News

From courtroom to classroom: new horizons



23 August 2012

Governor General Quentin Bryce has consistently reminded young Australian women of the words of wisdom: "you can have it all, but not all at the same time."

Now one former lawyer is living proof of this advice, trading the courtroom for the classroom in her pursuit of a more balanced life.

Current Master of Teaching (Primary) student, Sandra Gosnell, began her career on a completely different trajectory.

Having completed a Bachelor of Commerce (Marketing) and Law at the University of New South Wales, Sandra worked as an intellectual property lawyer at a large Sydney firm for seven years.

But the birth of her first child in 2007 gave Sandra the chance to step back from this demanding role, allowing space to reconsider her career options and discover her true calling.

"During that time I was able to reflect on my interests, strengths and priorities and I realised that I was better suited to a career in teaching," she said.

"Deciding to pursue a second career path was a big step for me and I wanted to study in an environment which was inspirational, with classes taught by knowledgeable and reputable teacher educators. The Faculty of Education and Social Work at the University of Sydney is such a place."

As more women delay motherhood and attempt to climb the career ladder, for the first time in recorded history statistics have shown Australian women are having, on average, fewer than two children.

In the face of such figures, Gosnell believes that women must ultimately take the time to choose a career they're passionate about, and measure their expectations.

"I think it's incredibly important to reassess your career to confirm you are truly satisfied with your chosen profession," she said.

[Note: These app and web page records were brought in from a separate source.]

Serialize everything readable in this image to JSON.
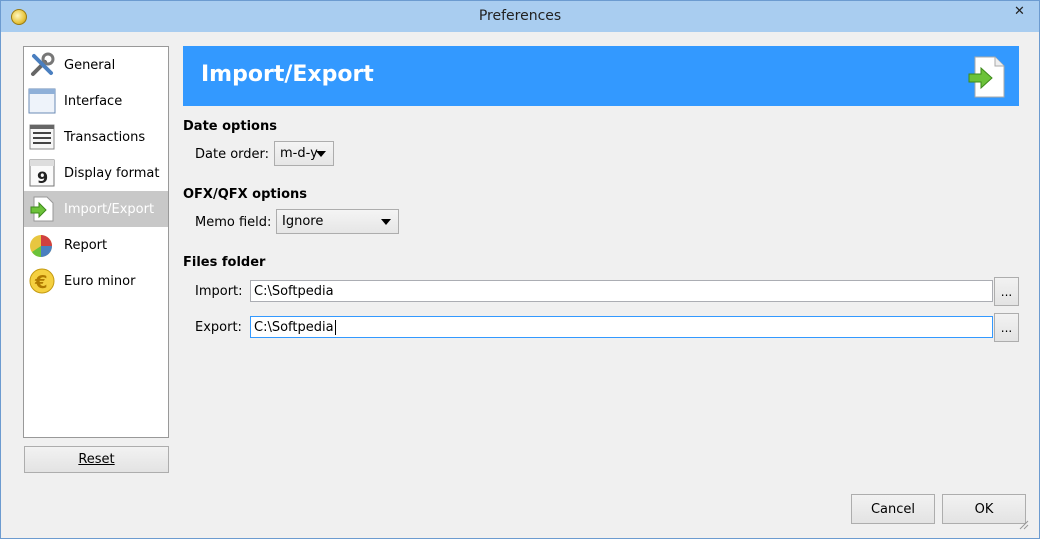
{
  "window": {
    "title": "Preferences",
    "close_glyph": "✕",
    "icon": "app-icon"
  },
  "sidebar": {
    "items": [
      {
        "label": "General",
        "icon": "tools-icon"
      },
      {
        "label": "Interface",
        "icon": "window-icon"
      },
      {
        "label": "Transactions",
        "icon": "list-icon"
      },
      {
        "label": "Display format",
        "icon": "calendar-icon"
      },
      {
        "label": "Import/Export",
        "icon": "import-export-icon",
        "selected": true
      },
      {
        "label": "Report",
        "icon": "pie-chart-icon"
      },
      {
        "label": "Euro minor",
        "icon": "euro-icon"
      }
    ],
    "reset_label": "Reset"
  },
  "banner": {
    "title": "Import/Export",
    "icon": "import-export-icon"
  },
  "date_options": {
    "title": "Date options",
    "date_order_label": "Date order:",
    "date_order_value": "m-d-y"
  },
  "ofx_options": {
    "title": "OFX/QFX options",
    "memo_label": "Memo field:",
    "memo_value": "Ignore"
  },
  "files_folder": {
    "title": "Files folder",
    "import_label": "Import:",
    "import_value": "C:\\Softpedia",
    "export_label": "Export:",
    "export_value": "C:\\Softpedia",
    "browse_label": "..."
  },
  "buttons": {
    "cancel": "Cancel",
    "ok": "OK"
  },
  "colors": {
    "accent": "#3399ff",
    "selected_bg": "#c8c8c8"
  }
}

"We spend so much of our life working that it makes sense to actually be happy and stay motivated in what you are doing. From a personal perspective, I also want to feel as though I am truly making a difference in my job and hope to instill my love of learning in others."

An early observation visit to three local schools helped solidify for Sandra her renewed career path towards teaching.

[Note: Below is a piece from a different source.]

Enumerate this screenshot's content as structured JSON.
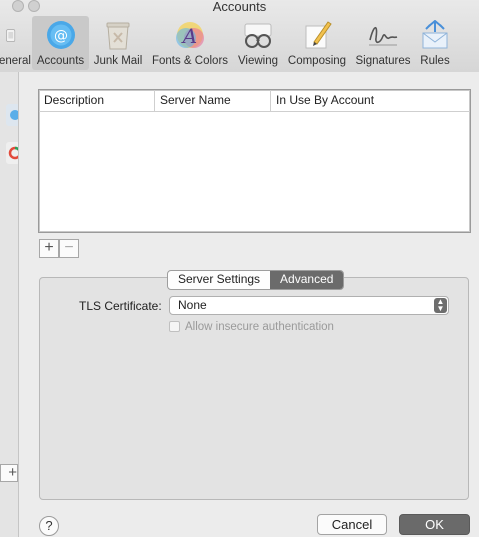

With two placements lasting 4 weeks each, along with a nine-week internship built into the degree structure, Sandra believed her Master of Teaching (Primary) degree provides "invaluable practical experience".

"There are plenty of opportunities to develop your own teaching skills in tutorials before having to face a classroom of children," she said.

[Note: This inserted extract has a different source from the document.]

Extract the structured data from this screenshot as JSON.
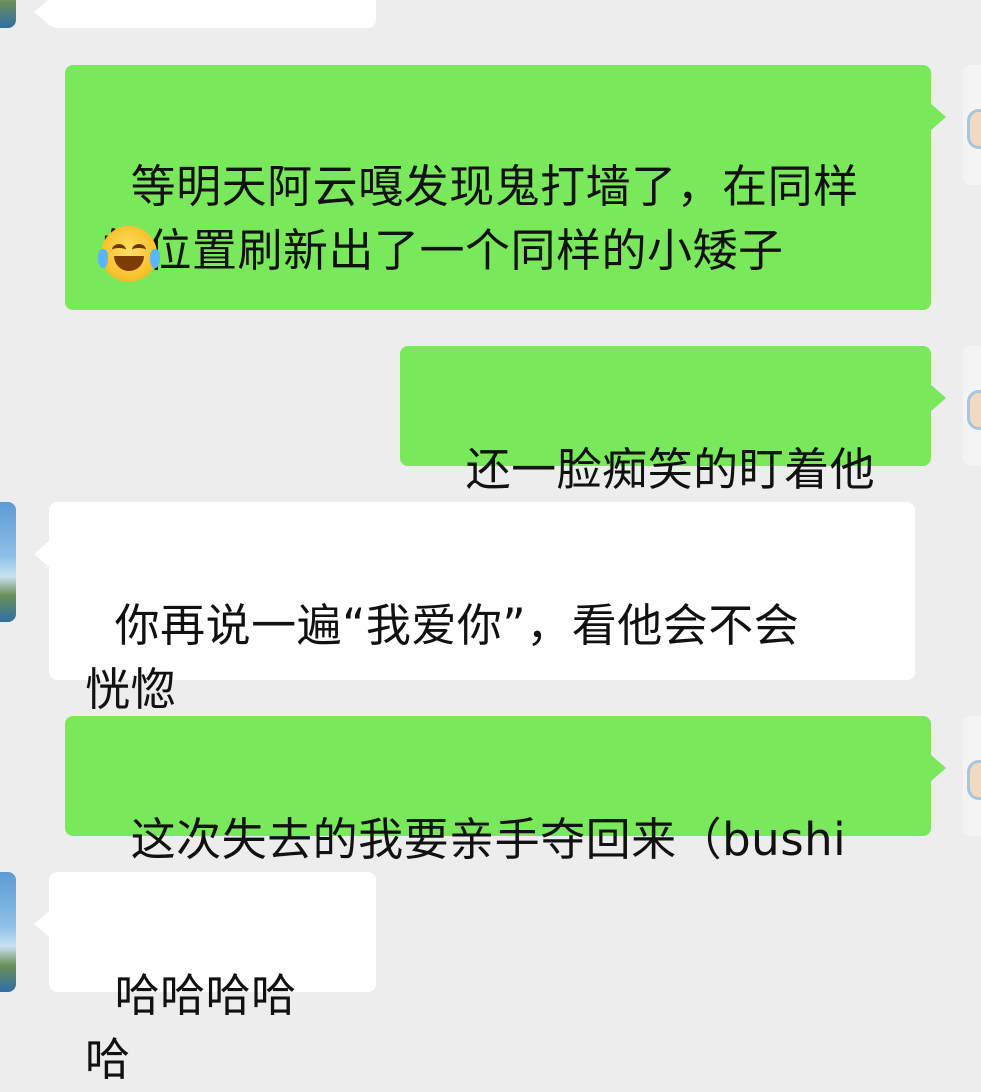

For Sandra, the prospect of leading a classroom of children is still as thrilling as fronting a law court.

"It is a demanding but exciting course, with so much to be learnt and experienced," she said. "The lecturers and tutors are truly experts in their field and are so passionate about education, constantly modelling and explaining handy teaching tips."

Through completing her Masters degree part-time, Sandra is already reaping the benefits of a better work-life balance, successfully juggling life as a mother of two young children with her study commitments.

But she's under no illusions of the unacknowledged hard work that goes into the teaching profession outside of school hours.

"I feel that there will be a better work-life balance as a teacher compared to my previous job, although I certainly do not think teaching is a 9 to 3 venture, given the incredible amount of work that goes on behind the scenes," she said.


Contact: Emily Jones

Phone: 02 9114 1961

Email: 533a5026214f1f1717350b0d3d1d03142d41442e2e32765441